I found an extra job that works around my actual career. I do not have time to work at Walmart every weekend or the many other part-time jobs around. If you are not making enough find a way to make more money.
I got great advice one time. Why work for a hundred hours to make a thousand dollars when you can work ten and make just as much. Find a way to make more money per hour for less work. Teach private lessons instead of work at Walmart. Teach group lessons instead of private, more kids equals more money per hour. You already write music and arrangements, sell them. There are many online retailers that allow you to sell your music with them for minimal fees. I use many of them and sell on my own page all of the music I write.
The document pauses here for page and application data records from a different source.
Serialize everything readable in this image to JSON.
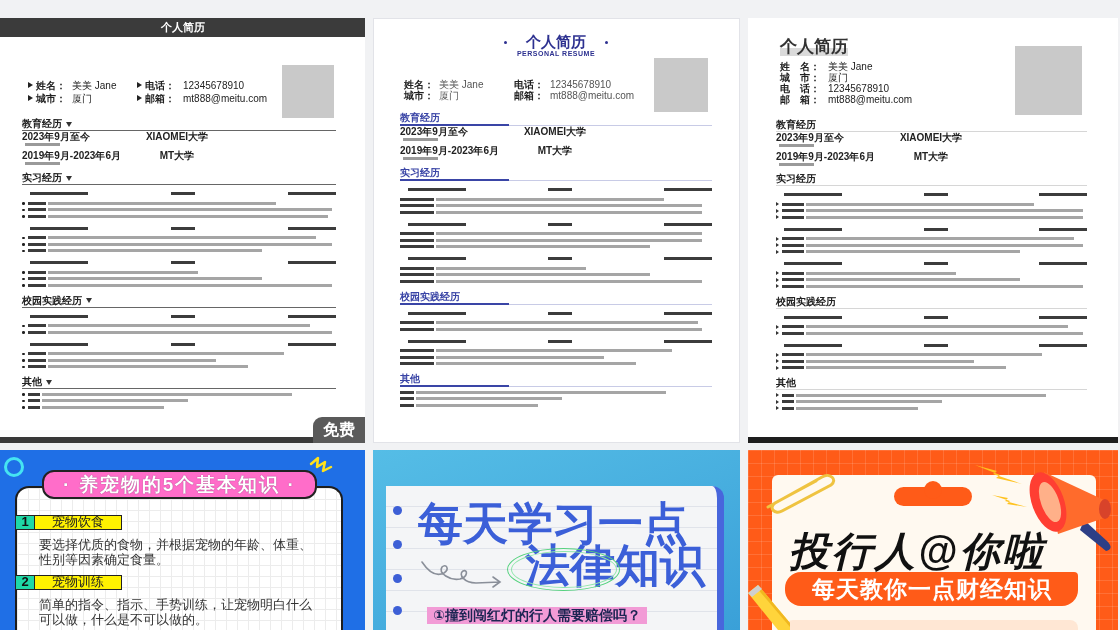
{
  "templates": [
    {
      "kind": "dark",
      "title": "个人简历",
      "badge": "免费",
      "info": [
        {
          "label": "姓名：",
          "value": "美美 Jane"
        },
        {
          "label": "电话：",
          "value": "12345678910"
        },
        {
          "label": "城市：",
          "value": "厦门"
        },
        {
          "label": "邮箱：",
          "value": "mt888@meitu.com"
        }
      ],
      "sections": [
        {
          "kind": "education",
          "heading": "教育经历",
          "entries": [
            {
              "date": "2023年9月至今",
              "school": "XIAOMEI大学"
            },
            {
              "date": "2019年9月-2023年6月",
              "school": "MT大学"
            }
          ]
        },
        {
          "kind": "internship",
          "heading": "实习经历"
        },
        {
          "kind": "campus",
          "heading": "校园实践经历"
        },
        {
          "kind": "other",
          "heading": "其他"
        }
      ]
    },
    {
      "kind": "blue",
      "title": "个人简历",
      "subtitle": "PERSONAL RESUME",
      "info": [
        {
          "label": "姓名：",
          "value": "美美 Jane"
        },
        {
          "label": "电话：",
          "value": "12345678910"
        },
        {
          "label": "城市：",
          "value": "厦门"
        },
        {
          "label": "邮箱：",
          "value": "mt888@meitu.com"
        }
      ],
      "sections": [
        {
          "kind": "education",
          "heading": "教育经历",
          "entries": [
            {
              "date": "2023年9月至今",
              "school": "XIAOMEI大学"
            },
            {
              "date": "2019年9月-2023年6月",
              "school": "MT大学"
            }
          ]
        },
        {
          "kind": "internship",
          "heading": "实习经历"
        },
        {
          "kind": "campus",
          "heading": "校园实践经历"
        },
        {
          "kind": "other",
          "heading": "其他"
        }
      ]
    },
    {
      "kind": "plain",
      "title": "个人简历",
      "info": [
        {
          "label": "姓　名：",
          "value": "美美 Jane"
        },
        {
          "label": "城　市：",
          "value": "厦门"
        },
        {
          "label": "电　话：",
          "value": "12345678910"
        },
        {
          "label": "邮　箱：",
          "value": "mt888@meitu.com"
        }
      ],
      "sections": [
        {
          "kind": "education",
          "heading": "教育经历",
          "entries": [
            {
              "date": "2023年9月至今",
              "school": "XIAOMEI大学"
            },
            {
              "date": "2019年9月-2023年6月",
              "school": "MT大学"
            }
          ]
        },
        {
          "kind": "internship",
          "heading": "实习经历"
        },
        {
          "kind": "campus",
          "heading": "校园实践经历"
        },
        {
          "kind": "other",
          "heading": "其他"
        }
      ]
    }
  ],
  "posters": [
    {
      "kind": "pet",
      "title": "· 养宠物的5个基本知识 ·",
      "items": [
        {
          "number": "1",
          "heading": "宠物饮食",
          "text": "要选择优质的食物，并根据宠物的年龄、体重、性别等因素确定食量。"
        },
        {
          "number": "2",
          "heading": "宠物训练",
          "text": "简单的指令、指示、手势训练，让宠物明白什么可以做，什么是不可以做的。"
        }
      ]
    },
    {
      "kind": "law",
      "headline": [
        "每天学习一点",
        "法律知识"
      ],
      "tag": "①撞到闯红灯的行人需要赔偿吗？"
    },
    {
      "kind": "finance",
      "title": "投行人@你啦",
      "banner": "每天教你一点财经知识"
    }
  ]
}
Setup your own recording studio, you have the ears and expertise to do it. Start charging people for your amazing skills and you can make the extra money you need.
One of the best days of my career was the first royalty check I received. I made enough money to take my wife to dinner, it was awesome. Someone bought my music. That was a successful day.
Stop working harder and work smarter to make enough money to survive. You are very skilled and can make a lot more money using those skills.
One of the most fulfilling parts of my life comes from serving others. We do it every day at school, but you should try being a cub scout leader, it is fun, enjoyable, and fulfilling. I am now a scout leader. My sons are both scouts, I get to spend time with them doing a lot of the activities we talked about to make your self personally happy, like swimming, hiking, camping, and of course eating hogs dogs cooked over a fire.
Serving others makes me happy. I enjoy helping a neighbor move, not because I want them to leave but because I care for them. Go to your local food bank and volunteer. Even better have your band do it so you can help others and teach your students to do the same thing.
I repeat myself from earlier. Teaching music is just a job. It is a vehicle for living your life. If you did not teach music you could make money some other way and still have a fulfilling life. Be happy now, be who you are and remember to take care of your self. Of course, it feels good to get a superior rating at the state festival. It is awesome when your student comes and tells you they are going to be a music teacher just like you. It is amazing to teach music but it is a job. There is more to life than your job.
Experienced band teacher, author, clinician and musician. Brian has a Masters in conducting from Sam Houston Sate University through the American Band College. He was quarter Finalist for Grammy "Educator of the Year" 2018